“Pell Grants are federal grants and are only for residents,” said Greg Perkins, EOPS adviser for GCC. “The Board of Governors (BOG) Fee Waiver is a state entitlement, so they are entitled to the waiver, but after everyone else is taken care of first.”

“Not everyone qualifies for these entitlements either,” said Julissa Valladares, president of VOICES, a pro-immigration club on campus, “You must be at least 16 and must continually be in the United States for at least five years.

“Obama’s executive order allows high school and college students up to 31 years [of age] to get a work permit and prevent deportation,” said Valladares. “This executive order started in June and will last two years.”

Although the Dream Act helps AB540 students with their studies and work, there are many obstacles for those wanting to attend a four-year university.

“After so many resident students in universities get Cal Grants, the university can no longer award any more grants. It becomes apparent that it’s pretty tough for an AB540 student to get any Cal Grant in urban universities such as Cal State L.A. or UCLA,” said Perkins.

“My advice would be to go to a less populated university.

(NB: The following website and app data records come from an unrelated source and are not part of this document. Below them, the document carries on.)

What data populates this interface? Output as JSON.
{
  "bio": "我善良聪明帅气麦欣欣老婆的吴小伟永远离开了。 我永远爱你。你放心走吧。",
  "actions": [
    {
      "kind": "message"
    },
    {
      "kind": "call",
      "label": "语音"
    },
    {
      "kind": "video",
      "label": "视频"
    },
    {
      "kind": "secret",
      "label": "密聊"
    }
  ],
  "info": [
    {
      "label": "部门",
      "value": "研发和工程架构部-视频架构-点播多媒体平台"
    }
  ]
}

They could possibly have grants available for AB540 students,” said Perkins.

In community colleges, AB540 students are still waiting for fee waivers.

“Dream Act applications have been filled since 2011, but the fee waivers are only going to be given out starting the upcoming spring semester,” said Perkins.

“About 90 percent of students should be eligible,” said Valladares.

Although the AB540 students might have some tough time getting state entitlements, they still have options being awarded private scholarships, one of which is exclusively given to AB540 students attending GCC: The AB540 community service scholarship.

“The service scholarship is run on campus and is funded by donations, usually faculty,” said Perkins. “To get it, you not only have to have a good GPA, but you must also need to do something to service to community, such as volunteering.”

There are more scholarships available for AB540 students on the college website at

AB 540 students can also make appointments with Perkins by going to the EOPS office, or calling ext. 5571. The EOPS office is located between the Sierra Nevada, Sierra Madre (cafeteria) and Los Robles buildings.

Readers interested in attending a VOICES meeting can go to CR224, Tuesdays and Thursdays, from 12:30 p.m. to 1:30 p.m.

With the Dream Act, Obama’s orders, and with a bit of knowledge and initiative, undocumented students can work toward their degrees and pursue their dreams.